And computer technology isn’t the only kind they need to encounter. They need paint and play and wood and ink and garden soil and Bunsen burners.
I worry about the schools that are scared of phone technology. I understand the reasons. Students might access inappropriate sites or they might cyber-bully in school. Schools are, however, places where students grow up. Some will make quite public mistakes. With or without technology, teenagers can and do sometimes hurt each other. We understand that as adults, because it sometimes happens to the adults in the school community too. Phone technology can provide us with an avenue to assist students to make better choices. We don’t need to ban it, but we do need to manage it. We do need to create an etiquette of usage.
And we need to be careful to not glorify the past. Steve Turner wrote: These are the good old days, just wait and see. Our own schooling wasn’t perfect. Whenever a technological change has occurred, we are quick to forget the sins of previous systems. According to the New York Times, in the early 1800s, between 100,000 to 200,000 horses lived in the city.

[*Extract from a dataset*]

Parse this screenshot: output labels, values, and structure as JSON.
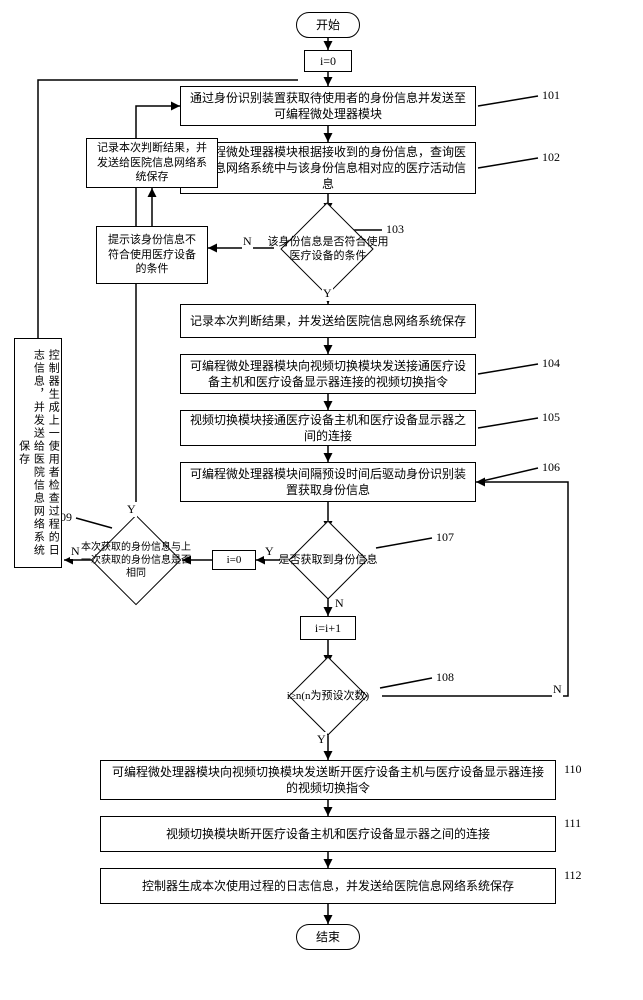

A typical horse produced from 15 to 30 pounds of manure (with the average output about 22 pounds) and about a quart of urine a day, usually distributed along the course of its route or deposited in the stable (New York Times, June 9, 2008).Today, as a society, we are utterly committed to the motor vehicle . It is convenient, private and a relatively fast form of transport. Yet we know that we have too many road deaths and that carbon pollution is a significant problem. What a joy and what a monster the automobile must have seemed at the turn of the 20th Century! It is still that today. Yet we seek to teach our young people to manage it.
Technology makes our jobs as educators and parents both easier and harder. We have to think harder about when we construct authority structures and when we deconstruct them. It can lead us into some very helpful conversations
I wish to note a point about my own Christian faith here. It makes transparent my thinking. In Paul’s epistle to the Philippians he talks about the incarnation. In verses 6 and 7 of Chapter 2, Paul wrote: Jesus, Who, being in very nature God, did not consider equality with God something to be used to his own advantage; 7 rather, he made himself nothing by taking the very nature of a servant, being made in human likeness.
As the Principal of a Presbyterian school I seek to follow His lead. We build a learning community by both accepting authority and by seeking to release our authority. Some students require tighter structures for a time, but our goal is to assist them to become mature adults who are able to seek the truth, to have integrity and to be humble in relation to their own understanding. Truth, integrity and humility are difficult virtues: but they have always been an antidote to societal excesses. A technological world does not free us from our responsibilities towards God and others.